Chinese and EU officials approved a major investment pact in December 2020, wrapping up seven years of painstaking negotiations thanks to a final push by Germany, in a surprise move that was hailed by analysts.
"Implemented measures likely would also benefit many sectors in the EU and some individual economies in the bloc," Moody's said in a recent statement.
The agreement requires China to open further to EU businesses in an array of sectors – such as automotive, chemicals, high-end manufacturing of machinery and equipment, finance, and biological sciences – and includes commitments on expanding market access, levelling playing fields and addressing sustainability and dispute resolution.
DEAL ON ICE
But deteriorating relations have put the deal on ice.
"We now in a sense have suspended... political outreach activities from the European Commission side," EU Executive Vice President Valdis Dombrovskis told Agence France-Presse.
"It's clear in the current situation with the EU sanctions in place against China and Chinese counter sanctions in place, including against members of European Parliament (that) the environment is not conducive for ratification of the agreement," Dombrovskis said.
Trying to ratify the deal "will depend really on how broader EU-China relations will evolve", he added.

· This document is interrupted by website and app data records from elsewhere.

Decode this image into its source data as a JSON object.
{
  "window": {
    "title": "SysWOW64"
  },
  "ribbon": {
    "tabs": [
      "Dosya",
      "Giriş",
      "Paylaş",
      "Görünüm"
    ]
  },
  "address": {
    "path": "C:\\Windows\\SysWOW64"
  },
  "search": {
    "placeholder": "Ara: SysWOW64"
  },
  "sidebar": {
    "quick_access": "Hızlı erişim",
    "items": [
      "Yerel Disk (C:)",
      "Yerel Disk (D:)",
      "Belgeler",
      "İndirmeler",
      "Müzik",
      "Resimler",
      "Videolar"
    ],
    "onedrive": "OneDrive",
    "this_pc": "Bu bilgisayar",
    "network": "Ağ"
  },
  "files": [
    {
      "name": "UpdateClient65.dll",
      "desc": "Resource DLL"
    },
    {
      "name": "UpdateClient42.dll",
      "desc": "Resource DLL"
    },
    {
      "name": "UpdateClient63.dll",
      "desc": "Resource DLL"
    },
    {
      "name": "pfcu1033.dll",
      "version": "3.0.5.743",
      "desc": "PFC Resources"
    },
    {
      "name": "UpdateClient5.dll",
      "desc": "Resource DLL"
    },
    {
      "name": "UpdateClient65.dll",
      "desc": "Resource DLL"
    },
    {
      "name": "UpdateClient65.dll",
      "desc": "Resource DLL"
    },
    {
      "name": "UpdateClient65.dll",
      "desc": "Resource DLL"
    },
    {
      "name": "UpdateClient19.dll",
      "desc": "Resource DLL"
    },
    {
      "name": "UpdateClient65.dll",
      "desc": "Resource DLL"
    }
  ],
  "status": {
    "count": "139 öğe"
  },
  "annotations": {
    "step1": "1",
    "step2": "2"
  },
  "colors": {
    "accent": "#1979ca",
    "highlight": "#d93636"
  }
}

The pact has been defended as a much needed opening to China's long-closed economy for European companies, but was sure to face a difficult ratification among the 27 member states as well as the European Parliament.
China would gain political and economic benefits, as the agreement would allow it to improve international cooperation with the EU, potentially promoting market transparency and fairness, and driving its long-term productivity growth.
"The positive effects could be larger if the agreement helps accelerate China’s domestic structural reforms," Moody's said.
Dombrovskis, a former Latvian prime minister, is in charge of spearheading that approval process in the EU, which has already met with pushback from key European Parliament members.
The EU sanctioned four Chinese officials in March over suspected human rights violations in China's far western region of Xinjiang. China responded by imposing its own sanctions against leading European figures.
With reporting by Agence France-Presse